The line which runs through the middle of the central spiral part of the clef represents the note G above middle C.
The bass clef is sometimes called the F clef. Like the treble clef, it is derived from a fancy hand-written letter F, but it doesn’t have so obvious a central bit, so two dots sit either side of the line which represents the note ‘F’.
The C clef doesn’t look like a C at all, but it has an obvious middle, and the line that passes through the middle represents note middle C on the piano. The C clef is the normal clef for instruments like the viola and the trombone, which play mainly mid-range and lower notes.
So this left hand music, from the first line of the FMT build-up:
… written in the C clef, will look like this:
… and will sound exactly the same.
What Musicarta proposes, is to use the C clef a different way. That is:
TO USE THE C CLEF TO ALWAYS INDICATE THE TONIC, NO MATTER WHAT KEY YOU ARE PLAYING IN
Using this ‘transposing C clef’, the middle line of the five lines of the stave always represents the tonic – the ‘middle thumbs’ name-note of whatever scale is being played.
There will be no need for key signatures – you will bring the black keys from the key signature ‘to the party’ yourself. And, there will only be one line of music to indicate both hands.
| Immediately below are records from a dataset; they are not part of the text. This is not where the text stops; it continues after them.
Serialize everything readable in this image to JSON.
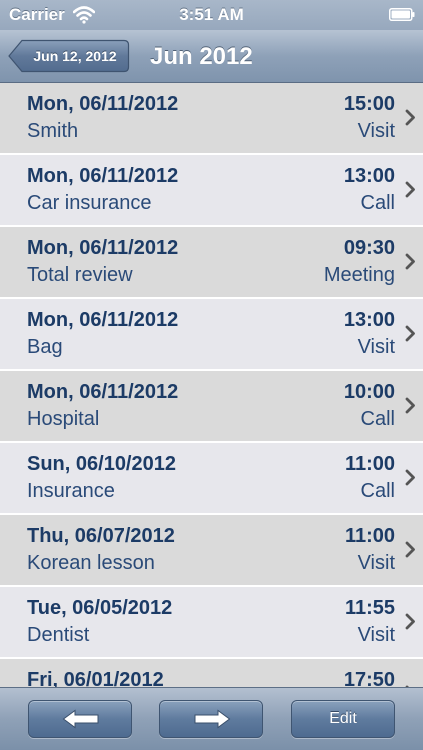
{
  "status_bar": {
    "carrier": "Carrier",
    "time": "3:51 AM"
  },
  "nav": {
    "back_label": "Jun 12, 2012",
    "title": "Jun 2012"
  },
  "rows": [
    {
      "date": "Mon, 06/11/2012",
      "title": "Smith",
      "time": "15:00",
      "type": "Visit"
    },
    {
      "date": "Mon, 06/11/2012",
      "title": "Car insurance",
      "time": "13:00",
      "type": "Call"
    },
    {
      "date": "Mon, 06/11/2012",
      "title": "Total review",
      "time": "09:30",
      "type": "Meeting"
    },
    {
      "date": "Mon, 06/11/2012",
      "title": "Bag",
      "time": "13:00",
      "type": "Visit"
    },
    {
      "date": "Mon, 06/11/2012",
      "title": "Hospital",
      "time": "10:00",
      "type": "Call"
    },
    {
      "date": "Sun, 06/10/2012",
      "title": "Insurance",
      "time": "11:00",
      "type": "Call"
    },
    {
      "date": "Thu, 06/07/2012",
      "title": "Korean lesson",
      "time": "11:00",
      "type": "Visit"
    },
    {
      "date": "Tue, 06/05/2012",
      "title": "Dentist",
      "time": "11:55",
      "type": "Visit"
    },
    {
      "date": "Fri, 06/01/2012",
      "title": "",
      "time": "17:50",
      "type": ""
    }
  ],
  "toolbar": {
    "prev_icon": "arrow-left-icon",
    "next_icon": "arrow-right-icon",
    "edit_label": "Edit"
  },
  "colors": {
    "text_primary": "#1c3b66",
    "row_odd": "#dadada",
    "row_even": "#e7e7ec",
    "bar_accent": "#8ea1b8"
  }
}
The fingering for the right hand will be above the music, and the fingering for the left hand will be below.
So we only have to tell ourselves “play it in G” for this ‘transposing C-clef’ music:
Thinking ‘in D’, the same ‘transposing clef’ music will make us play this:
Here is the whole ‘From Middle Thumbs’ build-up in the ‘transposing C-clef’ notation, where the middle line represents the tonic (name-note) of the scale, whether you are playing in C, G, D, A or E major.
For convenience, you can download this pattern as a pdf file using this link.
Remember, the middle line of the stave always represents the tonic – the ‘middle thumbs’ name-note of whatever scale is being played.
The fingering given is for Group One scales, and how far above and below the tonic the pattern goes (2nd, 3rd, etc.).
Here are audio performance files of the ‘From Middle Thumbs’ pattern in the five Group One keys – C, G, D, A and E – together with the 'key-specific keyboards'. The lozenge shape on the keyboards represents the tonic – one of them will be the ‘middle thumb’ note in each hand.
From here on, you have to remember which black keys to use.
This is the end of the Musicarta Practicing Scales 2 ('From Middle Thumbs') page. (Practicing Scales 1 presented the ‘Three Times Five’ pattern for one-octave hands-together scales.)
With these two patterns, you can quickly get on top of the Group One (sharp key) scales. Simply playing scales these five two-octave scales on a daily basis (even if the fingering isn’t always perfect!) will give you an invaluable overview of ‘key’. You see the sharps adding up, one by one, to guarantee a major scale starting on notes C, G, D, A and E.
This is a great improvement on conventional ‘noses to the grindstone’ scale practice, and will give you a head start when it comes to chord work and riffing in general.
Visit the Musicarta Patreon Scales home page regularly for additions to Musicarta’s collection of ways to make scale practice less painful and more useful!
Thanks for learning with Musicarta! Come again soon!
Scale Practice Patterns (SPPs)
Scale-tone practice patterns
The MusicartaA methodical approach to keyboard syncopation for